Segment Start: Data to examine

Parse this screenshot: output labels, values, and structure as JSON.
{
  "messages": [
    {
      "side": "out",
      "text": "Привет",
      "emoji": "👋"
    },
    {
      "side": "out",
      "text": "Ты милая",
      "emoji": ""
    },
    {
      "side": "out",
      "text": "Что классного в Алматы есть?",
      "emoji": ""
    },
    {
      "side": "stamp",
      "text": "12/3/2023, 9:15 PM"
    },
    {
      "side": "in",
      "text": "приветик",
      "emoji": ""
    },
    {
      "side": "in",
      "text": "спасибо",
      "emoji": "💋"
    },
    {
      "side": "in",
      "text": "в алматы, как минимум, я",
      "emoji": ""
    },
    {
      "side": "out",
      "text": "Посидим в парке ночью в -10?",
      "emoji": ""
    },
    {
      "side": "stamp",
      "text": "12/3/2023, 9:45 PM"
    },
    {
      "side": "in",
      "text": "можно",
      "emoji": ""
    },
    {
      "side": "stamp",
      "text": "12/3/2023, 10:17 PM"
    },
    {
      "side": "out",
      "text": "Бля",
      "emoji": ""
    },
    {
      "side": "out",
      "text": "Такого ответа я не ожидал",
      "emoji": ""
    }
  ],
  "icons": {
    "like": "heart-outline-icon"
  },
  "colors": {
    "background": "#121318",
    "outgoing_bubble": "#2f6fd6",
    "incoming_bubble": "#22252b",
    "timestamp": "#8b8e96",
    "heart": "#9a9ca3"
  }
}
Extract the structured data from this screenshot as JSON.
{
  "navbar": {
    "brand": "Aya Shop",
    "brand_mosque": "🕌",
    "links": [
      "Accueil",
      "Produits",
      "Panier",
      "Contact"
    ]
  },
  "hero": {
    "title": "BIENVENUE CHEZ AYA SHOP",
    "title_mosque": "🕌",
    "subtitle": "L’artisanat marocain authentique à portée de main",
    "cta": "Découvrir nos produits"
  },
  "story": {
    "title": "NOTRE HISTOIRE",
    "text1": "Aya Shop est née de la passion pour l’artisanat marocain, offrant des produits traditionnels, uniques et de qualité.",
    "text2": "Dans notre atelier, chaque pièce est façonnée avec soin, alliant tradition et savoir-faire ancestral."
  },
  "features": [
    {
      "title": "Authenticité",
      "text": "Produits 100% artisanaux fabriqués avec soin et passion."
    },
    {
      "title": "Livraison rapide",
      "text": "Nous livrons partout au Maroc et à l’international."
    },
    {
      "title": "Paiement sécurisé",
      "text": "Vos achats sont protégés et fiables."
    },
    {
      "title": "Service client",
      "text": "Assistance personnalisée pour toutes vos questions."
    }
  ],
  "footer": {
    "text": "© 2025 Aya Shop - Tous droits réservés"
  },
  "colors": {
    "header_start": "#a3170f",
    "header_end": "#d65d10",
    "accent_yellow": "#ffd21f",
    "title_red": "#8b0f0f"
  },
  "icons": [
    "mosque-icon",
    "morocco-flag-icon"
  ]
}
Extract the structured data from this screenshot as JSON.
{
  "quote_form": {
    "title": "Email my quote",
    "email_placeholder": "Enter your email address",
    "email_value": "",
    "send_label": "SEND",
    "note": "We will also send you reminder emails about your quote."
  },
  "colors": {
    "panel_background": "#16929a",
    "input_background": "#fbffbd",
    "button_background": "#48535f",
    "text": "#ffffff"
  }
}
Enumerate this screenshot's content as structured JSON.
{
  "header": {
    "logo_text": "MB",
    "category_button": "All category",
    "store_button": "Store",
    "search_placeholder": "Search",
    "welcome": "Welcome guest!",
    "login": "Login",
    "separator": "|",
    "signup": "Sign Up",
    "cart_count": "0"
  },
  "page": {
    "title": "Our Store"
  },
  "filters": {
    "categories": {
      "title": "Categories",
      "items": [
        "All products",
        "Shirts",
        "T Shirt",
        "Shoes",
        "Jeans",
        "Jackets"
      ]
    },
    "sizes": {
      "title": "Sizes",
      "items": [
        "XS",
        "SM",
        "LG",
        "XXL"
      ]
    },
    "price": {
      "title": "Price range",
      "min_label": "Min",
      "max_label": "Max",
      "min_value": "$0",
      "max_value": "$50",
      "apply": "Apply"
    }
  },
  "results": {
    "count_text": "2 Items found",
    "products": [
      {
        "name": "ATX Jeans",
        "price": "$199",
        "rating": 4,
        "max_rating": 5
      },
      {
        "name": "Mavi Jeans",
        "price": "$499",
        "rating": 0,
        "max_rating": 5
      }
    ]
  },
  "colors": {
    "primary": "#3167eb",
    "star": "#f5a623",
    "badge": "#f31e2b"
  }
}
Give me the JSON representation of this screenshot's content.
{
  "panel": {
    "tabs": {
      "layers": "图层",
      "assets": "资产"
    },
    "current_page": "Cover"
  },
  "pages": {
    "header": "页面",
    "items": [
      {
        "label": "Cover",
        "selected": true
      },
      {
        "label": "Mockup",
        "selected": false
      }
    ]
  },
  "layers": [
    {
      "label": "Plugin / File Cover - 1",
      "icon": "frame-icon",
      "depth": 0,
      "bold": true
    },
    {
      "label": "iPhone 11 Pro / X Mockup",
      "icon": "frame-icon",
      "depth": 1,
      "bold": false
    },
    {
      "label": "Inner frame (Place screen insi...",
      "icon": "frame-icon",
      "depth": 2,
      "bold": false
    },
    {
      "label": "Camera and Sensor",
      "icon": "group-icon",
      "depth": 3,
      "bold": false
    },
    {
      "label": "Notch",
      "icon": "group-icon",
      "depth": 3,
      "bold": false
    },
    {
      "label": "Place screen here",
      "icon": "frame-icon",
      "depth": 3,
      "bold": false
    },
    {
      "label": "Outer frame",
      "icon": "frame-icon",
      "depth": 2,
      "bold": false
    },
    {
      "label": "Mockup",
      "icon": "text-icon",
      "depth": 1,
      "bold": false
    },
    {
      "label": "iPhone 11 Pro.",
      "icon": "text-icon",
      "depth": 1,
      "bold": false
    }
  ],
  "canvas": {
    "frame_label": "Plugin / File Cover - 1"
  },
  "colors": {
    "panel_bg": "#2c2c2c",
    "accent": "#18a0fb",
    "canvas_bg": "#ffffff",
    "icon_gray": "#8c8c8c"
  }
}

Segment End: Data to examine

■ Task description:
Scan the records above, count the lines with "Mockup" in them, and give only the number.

■ Response to the exercise:
3